▸ WHAT YOU ARE ASKED TO DO
State how many lines of the records contain the string "Setup", and give no other information.
START SUPPLIED DATA
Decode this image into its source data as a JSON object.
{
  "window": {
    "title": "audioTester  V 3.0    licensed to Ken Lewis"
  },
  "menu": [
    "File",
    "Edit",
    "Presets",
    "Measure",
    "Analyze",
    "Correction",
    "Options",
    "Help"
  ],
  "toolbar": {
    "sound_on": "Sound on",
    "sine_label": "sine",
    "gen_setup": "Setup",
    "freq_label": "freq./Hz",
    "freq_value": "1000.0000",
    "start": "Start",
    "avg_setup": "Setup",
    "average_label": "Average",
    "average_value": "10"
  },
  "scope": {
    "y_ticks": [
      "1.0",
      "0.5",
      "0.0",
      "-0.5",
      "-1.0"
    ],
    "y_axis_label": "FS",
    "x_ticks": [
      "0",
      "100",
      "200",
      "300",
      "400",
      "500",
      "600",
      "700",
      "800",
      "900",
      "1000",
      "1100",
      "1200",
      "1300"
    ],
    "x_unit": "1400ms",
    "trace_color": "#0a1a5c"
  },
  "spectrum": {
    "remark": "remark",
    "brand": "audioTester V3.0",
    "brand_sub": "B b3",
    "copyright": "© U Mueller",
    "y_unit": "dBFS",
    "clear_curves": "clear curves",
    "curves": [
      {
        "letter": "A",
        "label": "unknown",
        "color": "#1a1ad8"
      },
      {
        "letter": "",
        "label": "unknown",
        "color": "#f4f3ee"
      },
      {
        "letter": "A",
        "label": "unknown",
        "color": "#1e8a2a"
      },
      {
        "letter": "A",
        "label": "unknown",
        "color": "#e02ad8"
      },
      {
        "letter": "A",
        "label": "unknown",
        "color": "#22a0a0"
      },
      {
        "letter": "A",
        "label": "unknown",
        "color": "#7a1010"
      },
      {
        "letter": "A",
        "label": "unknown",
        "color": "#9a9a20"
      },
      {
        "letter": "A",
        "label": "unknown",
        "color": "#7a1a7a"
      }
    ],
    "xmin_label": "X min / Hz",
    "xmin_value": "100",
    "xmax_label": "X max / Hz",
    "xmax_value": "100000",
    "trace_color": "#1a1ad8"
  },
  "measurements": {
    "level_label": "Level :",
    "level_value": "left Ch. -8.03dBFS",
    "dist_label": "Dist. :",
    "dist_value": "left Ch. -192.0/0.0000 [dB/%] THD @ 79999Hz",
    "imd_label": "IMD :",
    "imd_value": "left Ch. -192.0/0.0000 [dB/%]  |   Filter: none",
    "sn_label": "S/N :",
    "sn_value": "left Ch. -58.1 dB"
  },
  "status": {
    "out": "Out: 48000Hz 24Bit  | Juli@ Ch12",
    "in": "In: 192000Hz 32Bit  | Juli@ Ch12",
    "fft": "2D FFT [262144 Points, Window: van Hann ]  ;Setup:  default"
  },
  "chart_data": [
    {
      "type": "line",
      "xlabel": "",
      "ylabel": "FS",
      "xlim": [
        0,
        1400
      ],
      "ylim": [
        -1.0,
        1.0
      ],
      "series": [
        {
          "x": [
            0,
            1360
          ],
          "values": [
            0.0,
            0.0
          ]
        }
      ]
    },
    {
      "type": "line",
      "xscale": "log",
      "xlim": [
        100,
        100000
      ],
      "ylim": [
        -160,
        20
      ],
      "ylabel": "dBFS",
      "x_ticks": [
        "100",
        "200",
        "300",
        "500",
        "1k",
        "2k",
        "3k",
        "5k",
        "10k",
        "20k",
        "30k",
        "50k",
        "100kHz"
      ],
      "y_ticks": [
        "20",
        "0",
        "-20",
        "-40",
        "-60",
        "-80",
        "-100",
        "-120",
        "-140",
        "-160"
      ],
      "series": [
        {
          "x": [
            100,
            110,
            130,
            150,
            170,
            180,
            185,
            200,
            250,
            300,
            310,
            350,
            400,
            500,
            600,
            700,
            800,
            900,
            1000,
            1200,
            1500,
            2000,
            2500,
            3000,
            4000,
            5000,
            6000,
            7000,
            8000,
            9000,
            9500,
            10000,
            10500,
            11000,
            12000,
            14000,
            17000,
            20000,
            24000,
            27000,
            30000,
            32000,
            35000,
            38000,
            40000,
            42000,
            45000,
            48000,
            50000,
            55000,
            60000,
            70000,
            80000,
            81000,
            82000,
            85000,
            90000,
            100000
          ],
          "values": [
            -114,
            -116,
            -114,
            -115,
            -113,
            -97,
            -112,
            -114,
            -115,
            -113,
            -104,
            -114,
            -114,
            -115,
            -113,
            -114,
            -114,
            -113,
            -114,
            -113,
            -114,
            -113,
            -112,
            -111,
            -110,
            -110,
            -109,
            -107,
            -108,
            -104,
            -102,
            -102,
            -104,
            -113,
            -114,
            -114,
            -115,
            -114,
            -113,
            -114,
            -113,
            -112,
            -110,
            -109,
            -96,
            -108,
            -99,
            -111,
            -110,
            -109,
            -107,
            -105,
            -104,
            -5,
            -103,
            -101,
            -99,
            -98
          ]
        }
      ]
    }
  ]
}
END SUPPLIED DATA
▸ RESPONSE AREA
3